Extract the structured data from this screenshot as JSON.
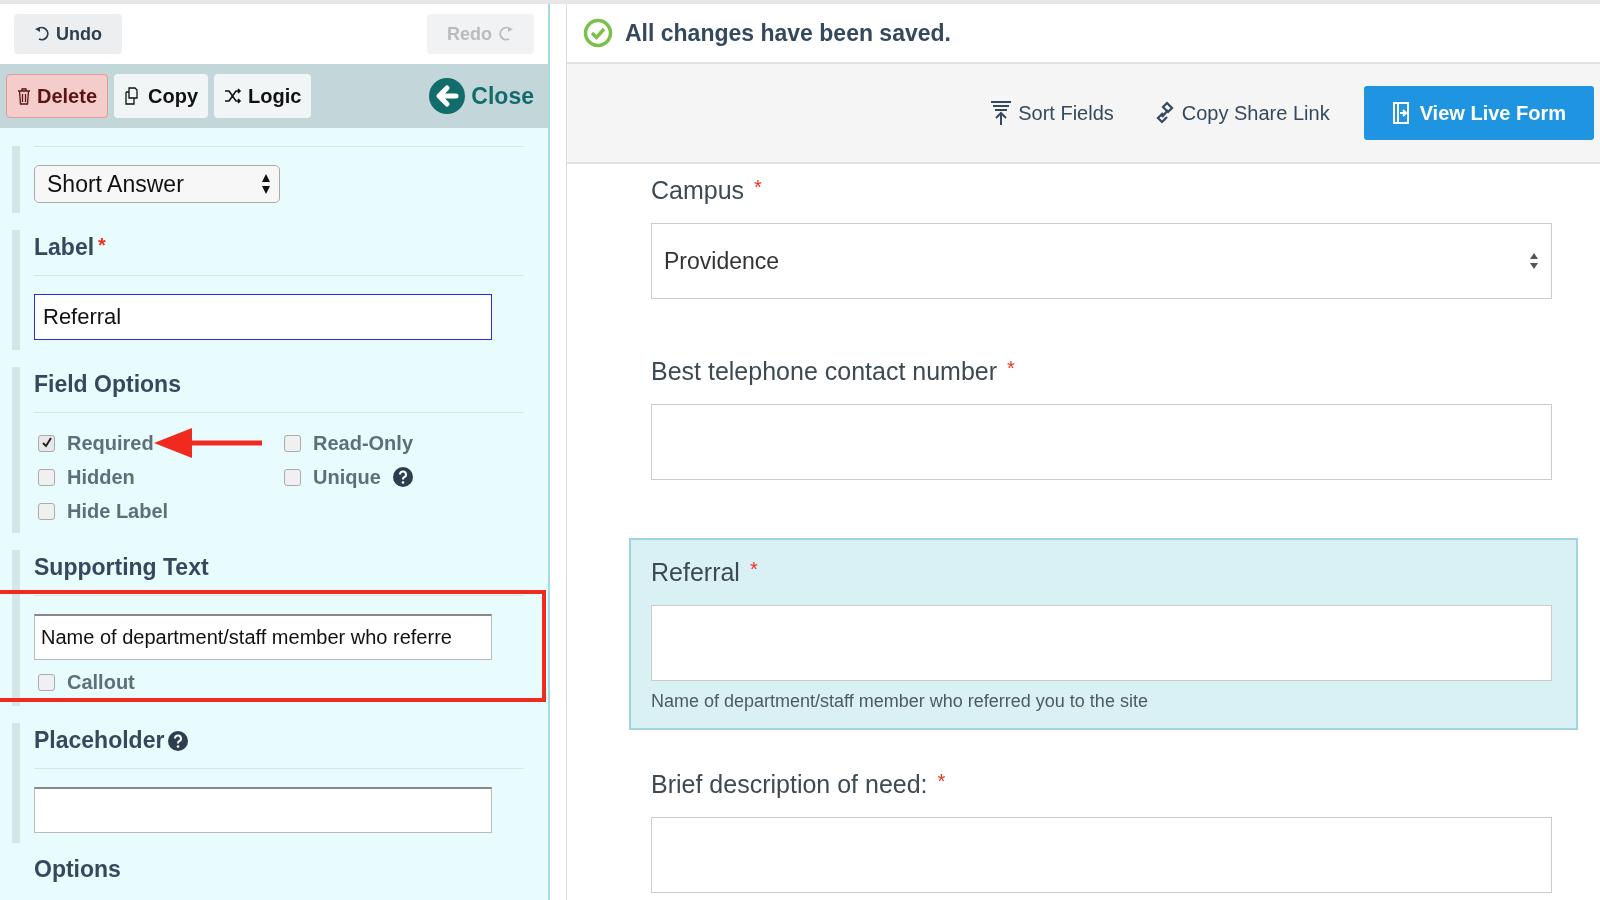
{
  "history": {
    "undo": {
      "label": "Undo",
      "disabled": false
    },
    "redo": {
      "label": "Redo",
      "disabled": true
    }
  },
  "field_toolbar": {
    "delete": "Delete",
    "copy": "Copy",
    "logic": "Logic",
    "close": "Close"
  },
  "editor": {
    "type_select": "Short Answer",
    "label": {
      "heading": "Label",
      "required_mark": "*",
      "value": "Referral"
    },
    "field_options": {
      "heading": "Field Options",
      "options": [
        {
          "label": "Required",
          "checked": true
        },
        {
          "label": "Read-Only",
          "checked": false
        },
        {
          "label": "Hidden",
          "checked": false
        },
        {
          "label": "Unique",
          "checked": false,
          "help": true
        },
        {
          "label": "Hide Label",
          "checked": false
        }
      ]
    },
    "supporting_text": {
      "heading": "Supporting Text",
      "value": "Name of department/staff member who referre",
      "callout": {
        "label": "Callout",
        "checked": false
      }
    },
    "placeholder": {
      "heading": "Placeholder",
      "help": true
    },
    "options_heading": "Options"
  },
  "status": "All changes have been saved.",
  "form_toolbar": {
    "sort": "Sort Fields",
    "share": "Copy Share Link",
    "view": "View Live Form"
  },
  "form_fields": [
    {
      "kind": "select",
      "label": "Campus",
      "required_mark": "*",
      "value": "Providence",
      "selected": false
    },
    {
      "kind": "text",
      "label": "Best telephone contact number",
      "required_mark": "*",
      "selected": false
    },
    {
      "kind": "text",
      "label": "Referral",
      "required_mark": "*",
      "selected": true,
      "help_text": "Name of department/staff member who referred you to the site"
    },
    {
      "kind": "text",
      "label": "Brief description of need:",
      "required_mark": "*",
      "selected": false
    }
  ]
}
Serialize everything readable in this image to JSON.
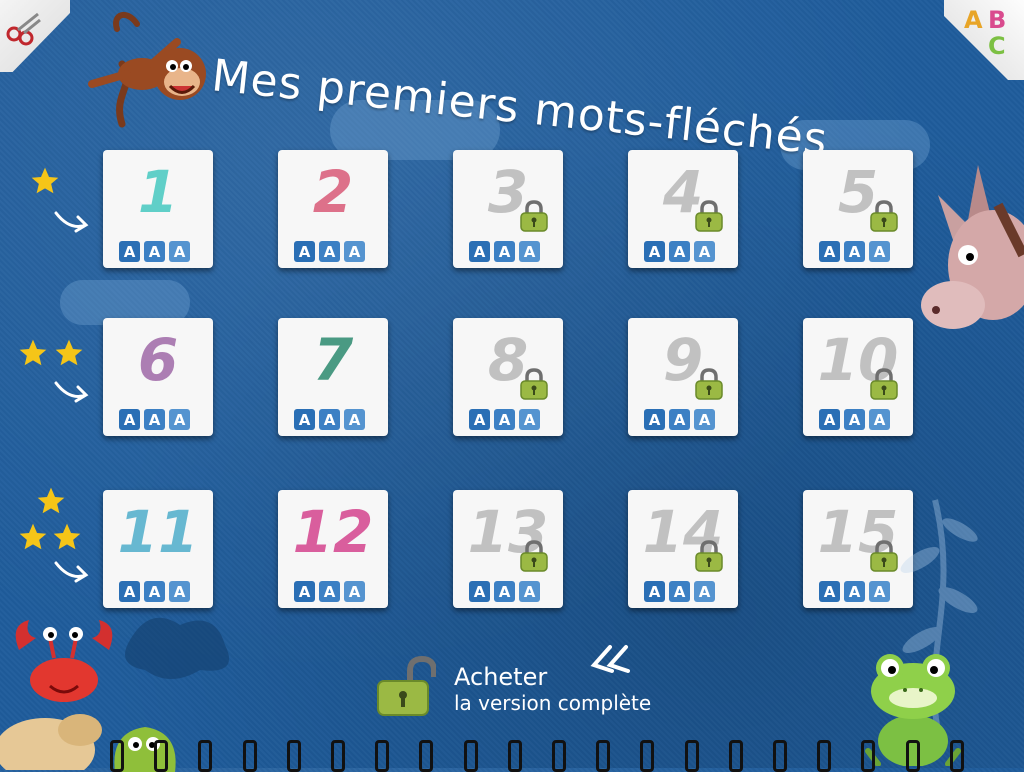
{
  "title": "Mes premiers mots-fléchés",
  "corner_abc": [
    "A",
    "B",
    "C"
  ],
  "colors": {
    "background": "#1f5c9c",
    "letter_box": "#2a6fb5",
    "lock": "#9bb944"
  },
  "levels": [
    {
      "number": "1",
      "color": "#46c9c0",
      "locked": false,
      "letters": [
        "A",
        "A",
        "A"
      ]
    },
    {
      "number": "2",
      "color": "#d95a78",
      "locked": false,
      "letters": [
        "A",
        "A",
        "A"
      ]
    },
    {
      "number": "3",
      "color": "#b8b8b8",
      "locked": true,
      "letters": [
        "A",
        "A",
        "A"
      ]
    },
    {
      "number": "4",
      "color": "#b8b8b8",
      "locked": true,
      "letters": [
        "A",
        "A",
        "A"
      ]
    },
    {
      "number": "5",
      "color": "#b8b8b8",
      "locked": true,
      "letters": [
        "A",
        "A",
        "A"
      ]
    },
    {
      "number": "6",
      "color": "#a06aa8",
      "locked": false,
      "letters": [
        "A",
        "A",
        "A"
      ]
    },
    {
      "number": "7",
      "color": "#2c8a6f",
      "locked": false,
      "letters": [
        "A",
        "A",
        "A"
      ]
    },
    {
      "number": "8",
      "color": "#b8b8b8",
      "locked": true,
      "letters": [
        "A",
        "A",
        "A"
      ]
    },
    {
      "number": "9",
      "color": "#b8b8b8",
      "locked": true,
      "letters": [
        "A",
        "A",
        "A"
      ]
    },
    {
      "number": "10",
      "color": "#b8b8b8",
      "locked": true,
      "letters": [
        "A",
        "A",
        "A"
      ]
    },
    {
      "number": "11",
      "color": "#4eaecb",
      "locked": false,
      "letters": [
        "A",
        "A",
        "A"
      ]
    },
    {
      "number": "12",
      "color": "#d4448e",
      "locked": false,
      "letters": [
        "A",
        "A",
        "A"
      ]
    },
    {
      "number": "13",
      "color": "#b8b8b8",
      "locked": true,
      "letters": [
        "A",
        "A",
        "A"
      ]
    },
    {
      "number": "14",
      "color": "#b8b8b8",
      "locked": true,
      "letters": [
        "A",
        "A",
        "A"
      ]
    },
    {
      "number": "15",
      "color": "#b8b8b8",
      "locked": true,
      "letters": [
        "A",
        "A",
        "A"
      ]
    }
  ],
  "row_stars": [
    1,
    2,
    3
  ],
  "buy": {
    "line1": "Acheter",
    "line2": "la version complète"
  }
}
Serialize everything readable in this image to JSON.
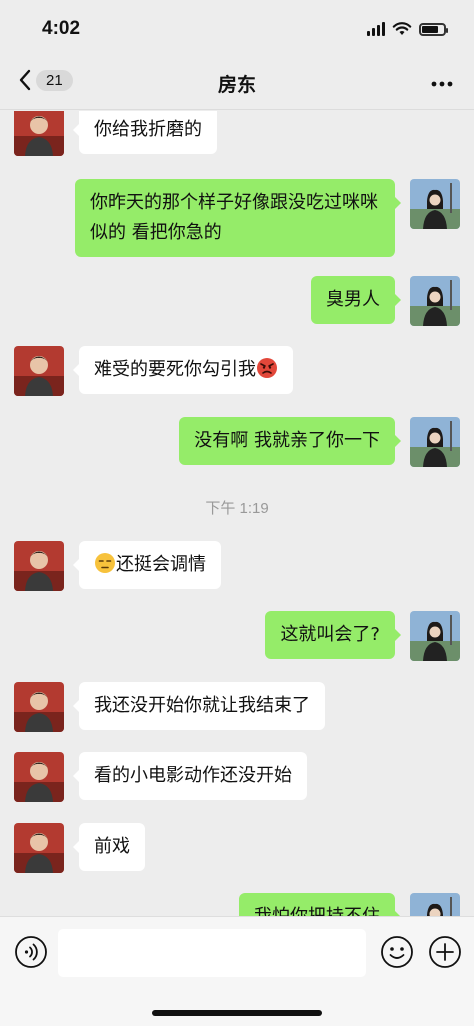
{
  "status_bar": {
    "time": "4:02"
  },
  "header": {
    "back_badge": "21",
    "title": "房东",
    "more_icon": "more-dots-icon"
  },
  "messages": [
    {
      "side": "left",
      "text": "你给我折磨的"
    },
    {
      "side": "right",
      "text": "你昨天的那个样子好像跟没吃过咪咪似的 看把你急的"
    },
    {
      "side": "right",
      "text": "臭男人"
    },
    {
      "side": "left",
      "text": "难受的要死你勾引我",
      "emoji": "angry-face"
    },
    {
      "side": "right",
      "text": "没有啊 我就亲了你一下"
    },
    {
      "side": "left",
      "text": "还挺会调情",
      "emoji_before": "unamused-face"
    },
    {
      "side": "right",
      "text": "这就叫会了?"
    },
    {
      "side": "left",
      "text": "我还没开始你就让我结束了"
    },
    {
      "side": "left",
      "text": "看的小电影动作还没开始"
    },
    {
      "side": "left",
      "text": "前戏"
    },
    {
      "side": "right",
      "text": "我怕你把持不住"
    }
  ],
  "timestamp": "下午 1:19",
  "input_bar": {
    "placeholder": "",
    "icons": [
      "voice-icon",
      "emoji-icon",
      "plus-icon"
    ]
  },
  "colors": {
    "background": "#ededed",
    "sent_bubble": "#95ec69",
    "received_bubble": "#ffffff"
  }
}
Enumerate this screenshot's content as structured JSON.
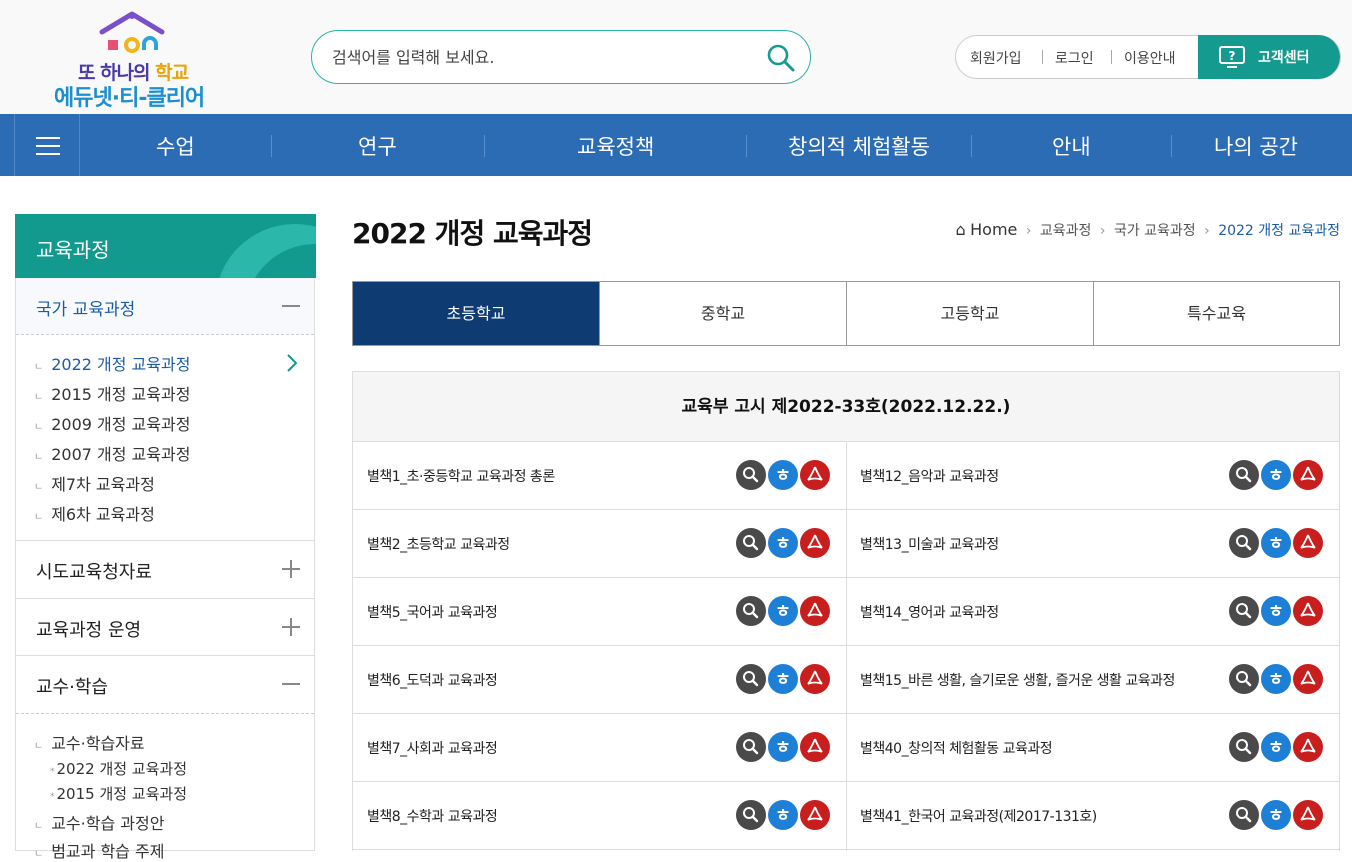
{
  "header": {
    "logo_line1_a": "또 하나의",
    "logo_line1_b": "학교",
    "logo_line2": "에듀넷·티-클리어",
    "search_placeholder": "검색어를 입력해 보세요.",
    "links": [
      "회원가입",
      "로그인",
      "이용안내"
    ],
    "customer_center": "고객센터"
  },
  "gnb": {
    "items": [
      "수업",
      "연구",
      "교육정책",
      "창의적 체험활동",
      "안내",
      "나의 공간"
    ]
  },
  "sidebar": {
    "title": "교육과정",
    "sections": [
      {
        "label": "국가 교육과정",
        "expanded": true,
        "items": [
          "2022 개정 교육과정",
          "2015 개정 교육과정",
          "2009 개정 교육과정",
          "2007 개정 교육과정",
          "제7차 교육과정",
          "제6차 교육과정"
        ]
      },
      {
        "label": "시도교육청자료",
        "expanded": false
      },
      {
        "label": "교육과정 운영",
        "expanded": false
      },
      {
        "label": "교수·학습",
        "expanded": true,
        "items": [
          "교수·학습자료",
          "2022 개정 교육과정",
          "2015 개정 교육과정",
          "교수·학습 과정안",
          "범교과 학습 주제"
        ]
      }
    ]
  },
  "main": {
    "title": "2022 개정 교육과정",
    "breadcrumb": [
      "Home",
      "교육과정",
      "국가 교육과정",
      "2022 개정 교육과정"
    ],
    "tabs": [
      "초등학교",
      "중학교",
      "고등학교",
      "특수교육"
    ],
    "active_tab": "초등학교",
    "notice": "교육부 고시 제2022-33호(2022.12.22.)",
    "docs": [
      [
        "별책1_초·중등학교 교육과정 총론",
        "별책12_음악과 교육과정"
      ],
      [
        "별책2_초등학교 교육과정",
        "별책13_미술과 교육과정"
      ],
      [
        "별책5_국어과 교육과정",
        "별책14_영어과 교육과정"
      ],
      [
        "별책6_도덕과 교육과정",
        "별책15_바른 생활, 슬기로운 생활, 즐거운 생활 교육과정"
      ],
      [
        "별책7_사회과 교육과정",
        "별책40_창의적 체험활동 교육과정"
      ],
      [
        "별책8_수학과 교육과정",
        "별책41_한국어 교육과정(제2017-131호)"
      ]
    ],
    "doc_button_icons": [
      "magnifier-icon",
      "hwp-icon",
      "pdf-icon"
    ]
  },
  "colors": {
    "gnb": "#2b6cb5",
    "teal": "#139a8e",
    "tab_active": "#0d3b72",
    "link_active": "#1a5da6"
  }
}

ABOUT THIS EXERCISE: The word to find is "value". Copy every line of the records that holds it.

EXERCISE OUTPUT:
      "value": "Referral"
      "value": "Name of department/staff member who referre",
      "value": "Providence",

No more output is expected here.